(INFORMATION PROVIDED Opens)
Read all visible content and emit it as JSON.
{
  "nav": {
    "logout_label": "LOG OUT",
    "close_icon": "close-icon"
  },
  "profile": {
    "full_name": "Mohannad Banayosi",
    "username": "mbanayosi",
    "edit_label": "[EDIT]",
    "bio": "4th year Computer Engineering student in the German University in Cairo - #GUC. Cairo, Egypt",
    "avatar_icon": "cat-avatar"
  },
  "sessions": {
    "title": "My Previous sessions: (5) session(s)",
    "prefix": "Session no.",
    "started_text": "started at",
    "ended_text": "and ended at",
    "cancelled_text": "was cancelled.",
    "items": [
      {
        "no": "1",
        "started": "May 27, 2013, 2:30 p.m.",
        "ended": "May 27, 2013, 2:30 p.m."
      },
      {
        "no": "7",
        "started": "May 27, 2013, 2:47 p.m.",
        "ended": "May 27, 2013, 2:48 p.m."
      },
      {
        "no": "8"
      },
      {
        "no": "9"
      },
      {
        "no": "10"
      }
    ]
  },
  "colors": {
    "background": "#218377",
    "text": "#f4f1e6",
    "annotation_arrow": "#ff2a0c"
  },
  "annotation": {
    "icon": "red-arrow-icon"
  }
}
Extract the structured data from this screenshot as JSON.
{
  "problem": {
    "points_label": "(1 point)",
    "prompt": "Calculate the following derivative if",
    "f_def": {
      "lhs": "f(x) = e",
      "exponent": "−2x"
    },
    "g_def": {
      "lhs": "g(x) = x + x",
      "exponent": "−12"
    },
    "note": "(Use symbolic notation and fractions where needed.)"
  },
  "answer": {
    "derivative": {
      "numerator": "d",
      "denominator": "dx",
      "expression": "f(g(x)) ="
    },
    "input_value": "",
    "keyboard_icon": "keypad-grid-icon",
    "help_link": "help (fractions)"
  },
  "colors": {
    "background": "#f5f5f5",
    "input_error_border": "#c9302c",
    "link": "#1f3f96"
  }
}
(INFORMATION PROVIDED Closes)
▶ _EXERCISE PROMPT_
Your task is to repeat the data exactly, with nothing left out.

▶ _COMPLETED TASK_
Read all visible content and emit it as JSON.
{
  "nav": {
    "logout_label": "LOG OUT",
    "close_icon": "close-icon"
  },
  "profile": {
    "full_name": "Mohannad Banayosi",
    "username": "mbanayosi",
    "edit_label": "[EDIT]",
    "bio": "4th year Computer Engineering student in the German University in Cairo - #GUC. Cairo, Egypt",
    "avatar_icon": "cat-avatar"
  },
  "sessions": {
    "title": "My Previous sessions: (5) session(s)",
    "prefix": "Session no.",
    "started_text": "started at",
    "ended_text": "and ended at",
    "cancelled_text": "was cancelled.",
    "items": [
      {
        "no": "1",
        "started": "May 27, 2013, 2:30 p.m.",
        "ended": "May 27, 2013, 2:30 p.m."
      },
      {
        "no": "7",
        "started": "May 27, 2013, 2:47 p.m.",
        "ended": "May 27, 2013, 2:48 p.m."
      },
      {
        "no": "8"
      },
      {
        "no": "9"
      },
      {
        "no": "10"
      }
    ]
  },
  "colors": {
    "background": "#218377",
    "text": "#f4f1e6",
    "annotation_arrow": "#ff2a0c"
  },
  "annotation": {
    "icon": "red-arrow-icon"
  }
}
Extract the structured data from this screenshot as JSON.
{
  "problem": {
    "points_label": "(1 point)",
    "prompt": "Calculate the following derivative if",
    "f_def": {
      "lhs": "f(x) = e",
      "exponent": "−2x"
    },
    "g_def": {
      "lhs": "g(x) = x + x",
      "exponent": "−12"
    },
    "note": "(Use symbolic notation and fractions where needed.)"
  },
  "answer": {
    "derivative": {
      "numerator": "d",
      "denominator": "dx",
      "expression": "f(g(x)) ="
    },
    "input_value": "",
    "keyboard_icon": "keypad-grid-icon",
    "help_link": "help (fractions)"
  },
  "colors": {
    "background": "#f5f5f5",
    "input_error_border": "#c9302c",
    "link": "#1f3f96"
  }
}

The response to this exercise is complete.